_Problem:_ What must be handed in is the entire listing, exactly as written, with no pictures.

+-------+

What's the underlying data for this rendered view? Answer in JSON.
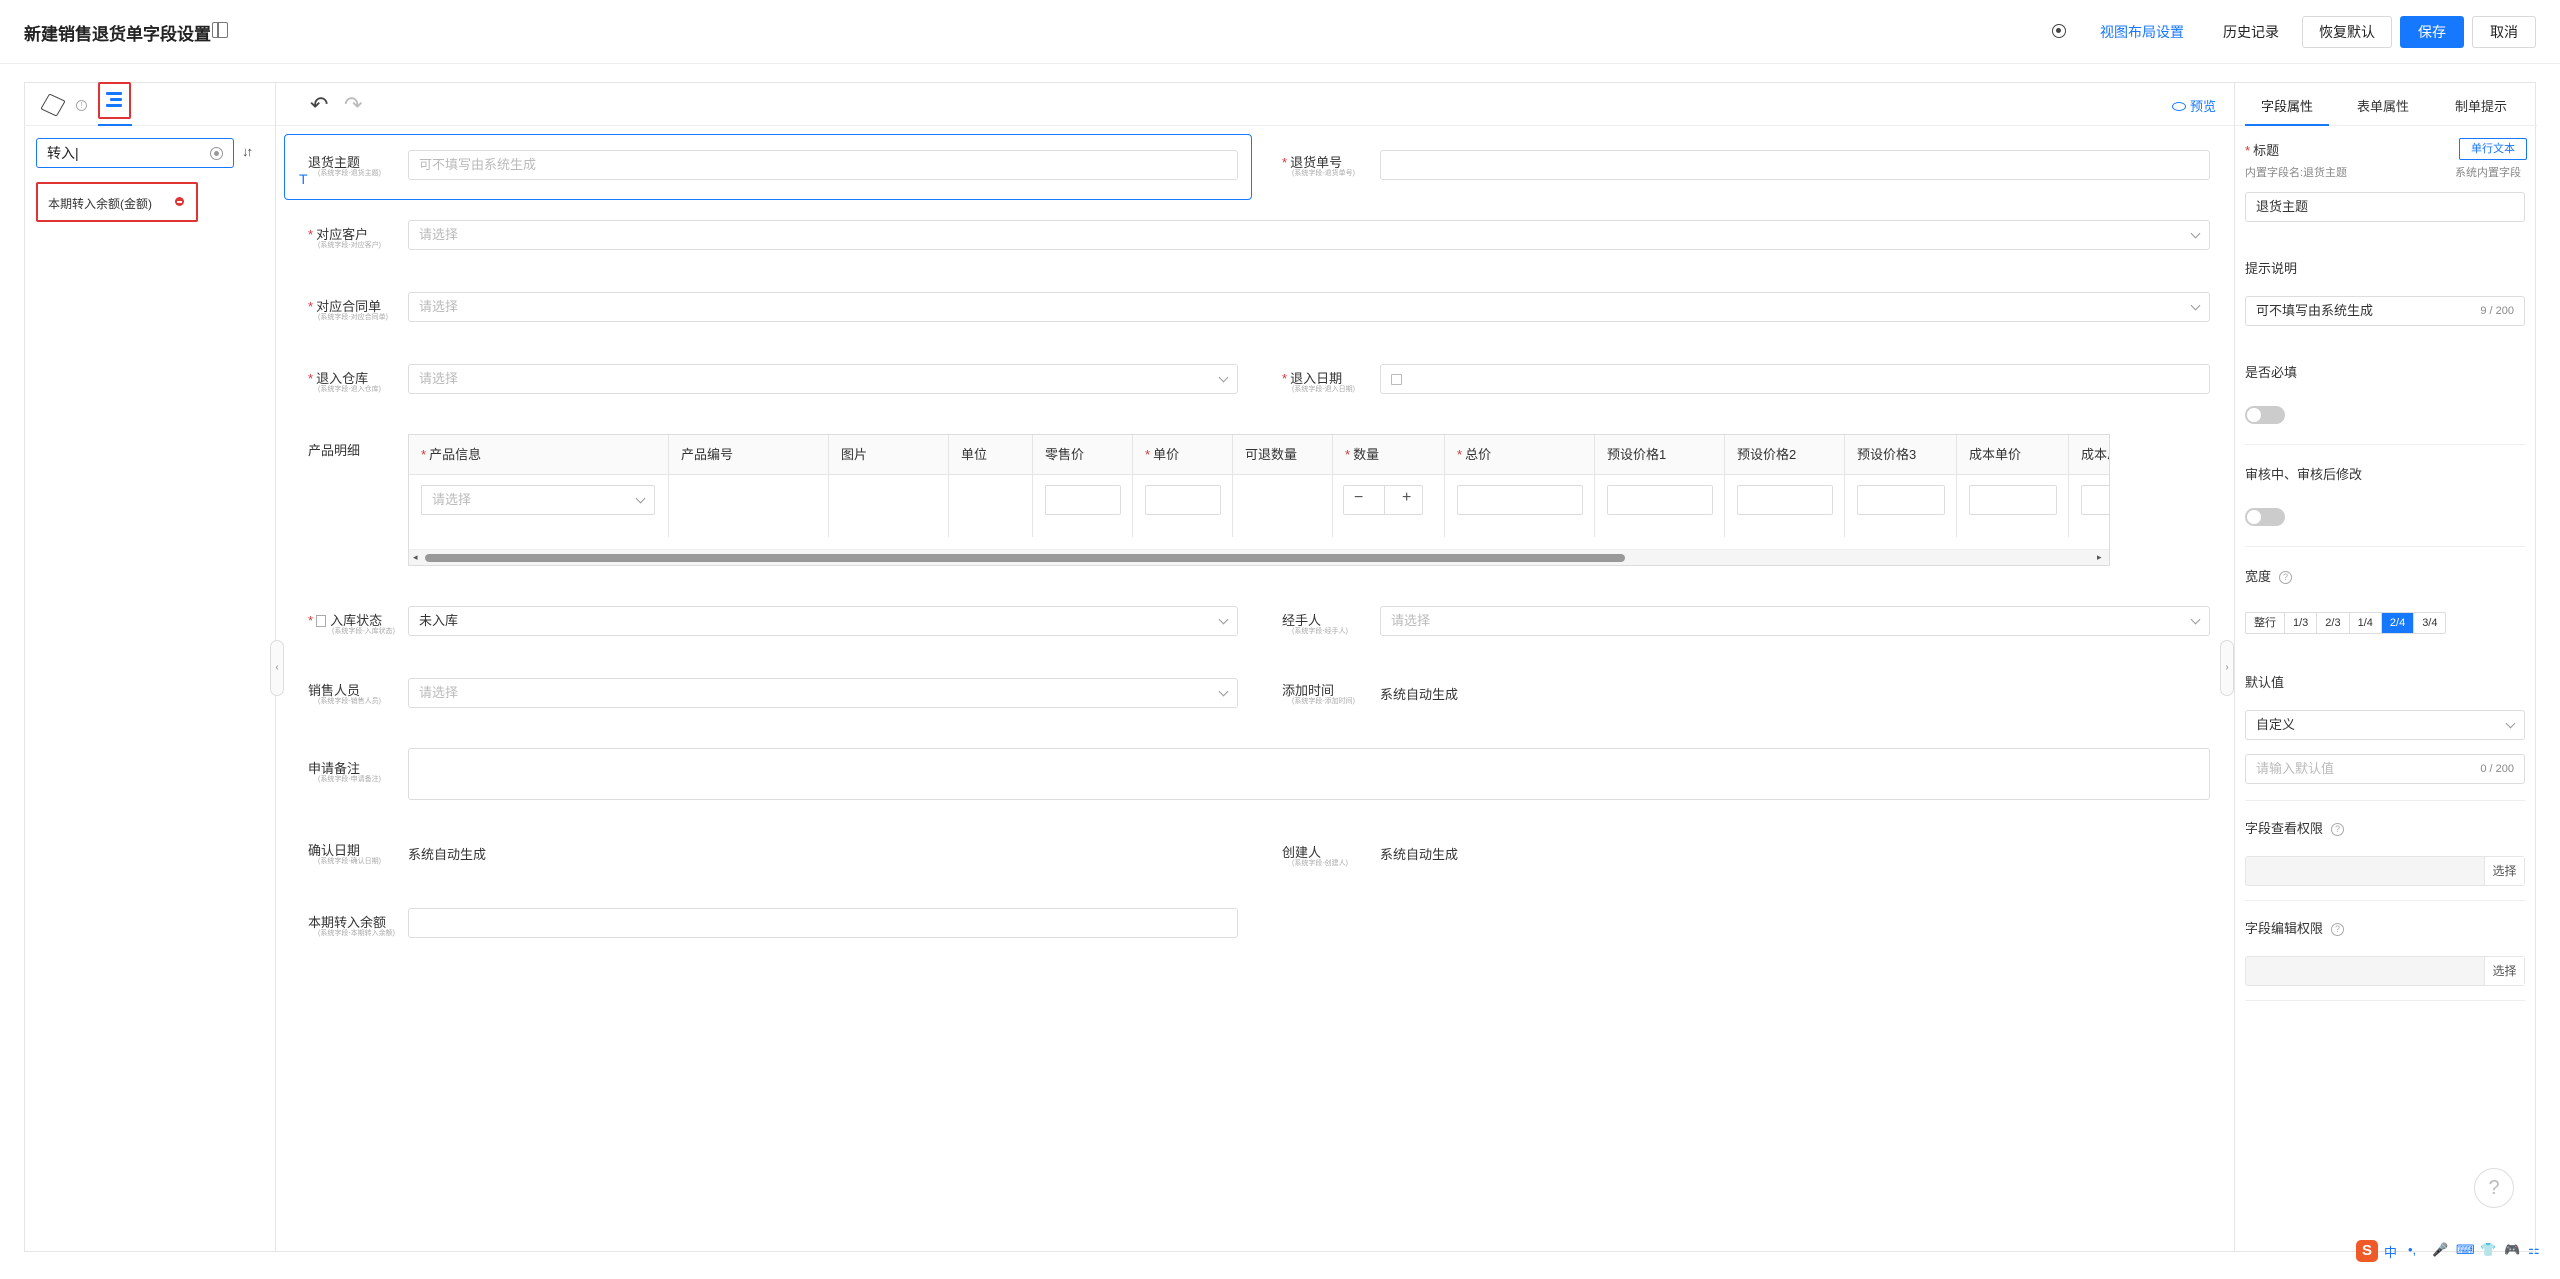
{
  "header": {
    "title": "新建销售退货单字段设置",
    "view_layout": "视图布局设置",
    "history": "历史记录",
    "restore_default": "恢复默认",
    "save": "保存",
    "cancel": "取消"
  },
  "left_panel": {
    "search_value": "转入|",
    "result_item": "本期转入余额(金额)"
  },
  "toolbar": {
    "preview": "预览"
  },
  "form": {
    "subject": {
      "label": "退货主题",
      "sub": "(系统字段-退货主题)",
      "placeholder": "可不填写由系统生成"
    },
    "order_no": {
      "label": "退货单号",
      "sub": "(系统字段-退货单号)"
    },
    "customer": {
      "label": "对应客户",
      "sub": "(系统字段-对应客户)",
      "placeholder": "请选择"
    },
    "contract": {
      "label": "对应合同单",
      "sub": "(系统字段-对应合同单)",
      "placeholder": "请选择"
    },
    "warehouse": {
      "label": "退入仓库",
      "sub": "(系统字段-退入仓库)",
      "placeholder": "请选择"
    },
    "return_date": {
      "label": "退入日期",
      "sub": "(系统字段-退入日期)"
    },
    "product_detail": {
      "label": "产品明细",
      "select_placeholder": "请选择"
    },
    "stock_status": {
      "label": "入库状态",
      "sub": "(系统字段-入库状态)",
      "value": "未入库"
    },
    "handler": {
      "label": "经手人",
      "sub": "(系统字段-经手人)",
      "placeholder": "请选择"
    },
    "salesperson": {
      "label": "销售人员",
      "sub": "(系统字段-销售人员)",
      "placeholder": "请选择"
    },
    "add_time": {
      "label": "添加时间",
      "sub": "(系统字段-添加时间)",
      "value": "系统自动生成"
    },
    "remark": {
      "label": "申请备注",
      "sub": "(系统字段-申请备注)"
    },
    "confirm_date": {
      "label": "确认日期",
      "sub": "(系统字段-确认日期)",
      "value": "系统自动生成"
    },
    "creator": {
      "label": "创建人",
      "sub": "(系统字段-创建人)",
      "value": "系统自动生成"
    },
    "balance": {
      "label": "本期转入余额",
      "sub": "(系统字段-本期转入余额)"
    }
  },
  "product_table": {
    "columns": [
      "产品信息",
      "产品编号",
      "图片",
      "单位",
      "零售价",
      "单价",
      "可退数量",
      "数量",
      "总价",
      "预设价格1",
      "预设价格2",
      "预设价格3",
      "成本单价",
      "成本总价"
    ],
    "required": [
      true,
      false,
      false,
      false,
      false,
      true,
      false,
      true,
      true,
      false,
      false,
      false,
      false,
      false
    ],
    "minus": "−",
    "plus": "+"
  },
  "right_panel": {
    "tabs": [
      "字段属性",
      "表单属性",
      "制单提示"
    ],
    "title_label": "标题",
    "tag": "单行文本",
    "builtin_name": "内置字段名:退货主题",
    "builtin_field": "系统内置字段",
    "title_value": "退货主题",
    "hint_label": "提示说明",
    "hint_value": "可不填写由系统生成",
    "hint_count": "9 / 200",
    "required_label": "是否必填",
    "edit_label": "审核中、审核后修改",
    "width_label": "宽度",
    "width_options": [
      "整行",
      "1/3",
      "2/3",
      "1/4",
      "2/4",
      "3/4"
    ],
    "width_selected": "2/4",
    "default_label": "默认值",
    "default_type": "自定义",
    "default_placeholder": "请输入默认值",
    "default_count": "0 / 200",
    "view_perm_label": "字段查看权限",
    "edit_perm_label": "字段编辑权限",
    "select": "选择"
  },
  "ime": {
    "items": [
      "中",
      "•,",
      "🎤",
      "⌨",
      "👕",
      "🎮",
      "⚏"
    ]
  },
  "colors": {
    "accent": "#1677ff",
    "highlight": "#e03333"
  }
}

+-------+

_Response to the task:_
What's the underlying data for this rendered view? Answer in JSON.
{
  "header": {
    "title": "新建销售退货单字段设置",
    "view_layout": "视图布局设置",
    "history": "历史记录",
    "restore_default": "恢复默认",
    "save": "保存",
    "cancel": "取消"
  },
  "left_panel": {
    "search_value": "转入|",
    "result_item": "本期转入余额(金额)"
  },
  "toolbar": {
    "preview": "预览"
  },
  "form": {
    "subject": {
      "label": "退货主题",
      "sub": "(系统字段-退货主题)",
      "placeholder": "可不填写由系统生成"
    },
    "order_no": {
      "label": "退货单号",
      "sub": "(系统字段-退货单号)"
    },
    "customer": {
      "label": "对应客户",
      "sub": "(系统字段-对应客户)",
      "placeholder": "请选择"
    },
    "contract": {
      "label": "对应合同单",
      "sub": "(系统字段-对应合同单)",
      "placeholder": "请选择"
    },
    "warehouse": {
      "label": "退入仓库",
      "sub": "(系统字段-退入仓库)",
      "placeholder": "请选择"
    },
    "return_date": {
      "label": "退入日期",
      "sub": "(系统字段-退入日期)"
    },
    "product_detail": {
      "label": "产品明细",
      "select_placeholder": "请选择"
    },
    "stock_status": {
      "label": "入库状态",
      "sub": "(系统字段-入库状态)",
      "value": "未入库"
    },
    "handler": {
      "label": "经手人",
      "sub": "(系统字段-经手人)",
      "placeholder": "请选择"
    },
    "salesperson": {
      "label": "销售人员",
      "sub": "(系统字段-销售人员)",
      "placeholder": "请选择"
    },
    "add_time": {
      "label": "添加时间",
      "sub": "(系统字段-添加时间)",
      "value": "系统自动生成"
    },
    "remark": {
      "label": "申请备注",
      "sub": "(系统字段-申请备注)"
    },
    "confirm_date": {
      "label": "确认日期",
      "sub": "(系统字段-确认日期)",
      "value": "系统自动生成"
    },
    "creator": {
      "label": "创建人",
      "sub": "(系统字段-创建人)",
      "value": "系统自动生成"
    },
    "balance": {
      "label": "本期转入余额",
      "sub": "(系统字段-本期转入余额)"
    }
  },
  "product_table": {
    "columns": [
      "产品信息",
      "产品编号",
      "图片",
      "单位",
      "零售价",
      "单价",
      "可退数量",
      "数量",
      "总价",
      "预设价格1",
      "预设价格2",
      "预设价格3",
      "成本单价",
      "成本总价"
    ],
    "required": [
      true,
      false,
      false,
      false,
      false,
      true,
      false,
      true,
      true,
      false,
      false,
      false,
      false,
      false
    ],
    "minus": "−",
    "plus": "+"
  },
  "right_panel": {
    "tabs": [
      "字段属性",
      "表单属性",
      "制单提示"
    ],
    "title_label": "标题",
    "tag": "单行文本",
    "builtin_name": "内置字段名:退货主题",
    "builtin_field": "系统内置字段",
    "title_value": "退货主题",
    "hint_label": "提示说明",
    "hint_value": "可不填写由系统生成",
    "hint_count": "9 / 200",
    "required_label": "是否必填",
    "edit_label": "审核中、审核后修改",
    "width_label": "宽度",
    "width_options": [
      "整行",
      "1/3",
      "2/3",
      "1/4",
      "2/4",
      "3/4"
    ],
    "width_selected": "2/4",
    "default_label": "默认值",
    "default_type": "自定义",
    "default_placeholder": "请输入默认值",
    "default_count": "0 / 200",
    "view_perm_label": "字段查看权限",
    "edit_perm_label": "字段编辑权限",
    "select": "选择"
  },
  "ime": {
    "items": [
      "中",
      "•,",
      "🎤",
      "⌨",
      "👕",
      "🎮",
      "⚏"
    ]
  },
  "colors": {
    "accent": "#1677ff",
    "highlight": "#e03333"
  }
}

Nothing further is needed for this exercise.